MARIN MĂLAICU-HONDRARI is a novelist, poet and translator. The Flight of Woman Over Man, his first volume of poetry, won the Cluj Writer’s Union debut prize. His poetry has been published in various anthologies. His first novel, The Book of all Intentions, has become a cult novel among poets in Romania, where Mircea Cărtărescu has compared it to Jack Kerouac’s On the Road. He lived in Spain for five years and has a strong affinity for Spanish and Latin American literature. He has translated Vargas Llosa (poetry and novels), Roberto Bolaño (poetry), Alejandra Pizarnik (poetry), and Nicanor Parra (poetry) among others. He has just finished the script for Aproprierea, which will be filmed by director Tudor Giurgiu based on the screenplay written by the author himself.
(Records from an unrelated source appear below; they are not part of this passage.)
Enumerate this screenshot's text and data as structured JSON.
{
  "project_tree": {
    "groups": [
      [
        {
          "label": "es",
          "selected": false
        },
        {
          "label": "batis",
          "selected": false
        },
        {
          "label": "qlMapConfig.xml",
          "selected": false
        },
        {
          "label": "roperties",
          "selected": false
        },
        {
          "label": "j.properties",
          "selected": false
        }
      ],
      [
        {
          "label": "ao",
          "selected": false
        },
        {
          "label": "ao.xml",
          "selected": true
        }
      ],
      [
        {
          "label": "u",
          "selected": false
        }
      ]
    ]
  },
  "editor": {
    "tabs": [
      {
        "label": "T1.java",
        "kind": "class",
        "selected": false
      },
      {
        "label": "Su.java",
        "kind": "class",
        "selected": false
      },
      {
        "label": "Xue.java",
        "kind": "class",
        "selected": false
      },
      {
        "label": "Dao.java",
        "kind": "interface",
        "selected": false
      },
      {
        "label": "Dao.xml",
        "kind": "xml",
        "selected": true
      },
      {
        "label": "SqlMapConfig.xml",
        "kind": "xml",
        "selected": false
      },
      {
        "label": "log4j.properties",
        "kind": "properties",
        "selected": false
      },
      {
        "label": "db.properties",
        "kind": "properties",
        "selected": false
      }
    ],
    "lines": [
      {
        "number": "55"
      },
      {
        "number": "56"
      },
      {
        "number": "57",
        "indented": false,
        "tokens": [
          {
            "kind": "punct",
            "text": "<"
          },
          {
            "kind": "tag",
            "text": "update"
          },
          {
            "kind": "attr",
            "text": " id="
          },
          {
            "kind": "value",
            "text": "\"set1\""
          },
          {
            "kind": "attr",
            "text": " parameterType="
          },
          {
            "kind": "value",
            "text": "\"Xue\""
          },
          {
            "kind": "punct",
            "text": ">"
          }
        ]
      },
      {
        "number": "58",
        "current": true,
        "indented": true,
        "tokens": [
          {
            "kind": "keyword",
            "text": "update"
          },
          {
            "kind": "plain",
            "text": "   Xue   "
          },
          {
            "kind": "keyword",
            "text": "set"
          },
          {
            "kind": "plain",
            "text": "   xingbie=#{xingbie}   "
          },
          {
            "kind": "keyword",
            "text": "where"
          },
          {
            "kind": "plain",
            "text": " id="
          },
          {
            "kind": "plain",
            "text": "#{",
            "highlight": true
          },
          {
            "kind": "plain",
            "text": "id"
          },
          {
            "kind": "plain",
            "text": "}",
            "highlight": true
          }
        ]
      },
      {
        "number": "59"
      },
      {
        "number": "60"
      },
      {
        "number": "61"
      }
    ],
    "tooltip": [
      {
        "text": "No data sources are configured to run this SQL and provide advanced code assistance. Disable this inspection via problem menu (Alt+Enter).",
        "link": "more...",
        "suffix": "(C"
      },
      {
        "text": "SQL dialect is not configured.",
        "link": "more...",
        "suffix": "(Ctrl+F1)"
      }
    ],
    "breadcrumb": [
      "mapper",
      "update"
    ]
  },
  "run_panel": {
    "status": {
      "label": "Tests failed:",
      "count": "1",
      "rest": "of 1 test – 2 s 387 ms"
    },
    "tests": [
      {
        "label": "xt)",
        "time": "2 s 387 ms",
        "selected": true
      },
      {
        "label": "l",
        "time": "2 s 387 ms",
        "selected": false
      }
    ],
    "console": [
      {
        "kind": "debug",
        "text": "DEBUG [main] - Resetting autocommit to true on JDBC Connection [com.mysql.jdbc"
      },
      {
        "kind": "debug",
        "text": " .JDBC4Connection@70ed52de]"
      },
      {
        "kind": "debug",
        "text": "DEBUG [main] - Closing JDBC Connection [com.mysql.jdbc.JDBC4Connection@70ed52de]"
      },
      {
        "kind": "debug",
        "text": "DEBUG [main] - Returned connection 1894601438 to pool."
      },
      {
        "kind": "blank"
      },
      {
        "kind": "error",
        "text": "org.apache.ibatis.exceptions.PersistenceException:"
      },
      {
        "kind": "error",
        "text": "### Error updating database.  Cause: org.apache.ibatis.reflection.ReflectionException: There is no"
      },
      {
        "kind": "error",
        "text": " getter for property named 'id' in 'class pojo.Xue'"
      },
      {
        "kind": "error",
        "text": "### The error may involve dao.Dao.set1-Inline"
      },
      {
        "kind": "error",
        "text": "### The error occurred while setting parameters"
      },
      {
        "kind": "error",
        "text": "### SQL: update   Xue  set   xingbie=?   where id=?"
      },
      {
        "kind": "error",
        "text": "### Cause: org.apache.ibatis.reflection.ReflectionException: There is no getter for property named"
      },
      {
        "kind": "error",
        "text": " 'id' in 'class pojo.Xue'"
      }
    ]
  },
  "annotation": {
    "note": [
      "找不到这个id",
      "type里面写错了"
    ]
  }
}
His most recent book is Two Days’ Distance (poetry, 2011). With a close group of friends, he organizes one of Romania’s most important poetry festivals every summer in Sângeorzi.

About the Translator:

JEAN HARRIS is a novelist and essayist now living in Bucharest, Romania. She has translated Romanian fairy tales, fiction and poetry, and has been the 2007-2008 winner of the University of California, Irvine’s International Center for Writing and Translation’s grant for her translation of Ştefan Bănulescu’s “Mistreţii erau blazi.” Director of The Observer Translation Project 2008-2009, she has been guest editor of Absinthe 13: Spotlight on Romania (2010). Her translations have recently appeared in the Guardian, Habitus: a Diaspora Journal (2012) and in The Fifth Impossibility, a collection of essays by Norman Manea in Yale’s Margellos World Republic of Letters series (2012). She is currently translating Norman Manea’s Captives for New Directions and writing a profile of Andrei Codrescu for The Los Angeles Review of Books. She has translated from Tatiana Niculescu Bran’s The Confession—one of the pair of novels behind Cristian Mungiu’s Beyond the Hills—for Words Without Borders June 2013 issue.

Read more by Marin Mălaicu-Hondrari:

Read an excerpt from Aproprierea and more information at the Contemporary Romanian Writers Authors Page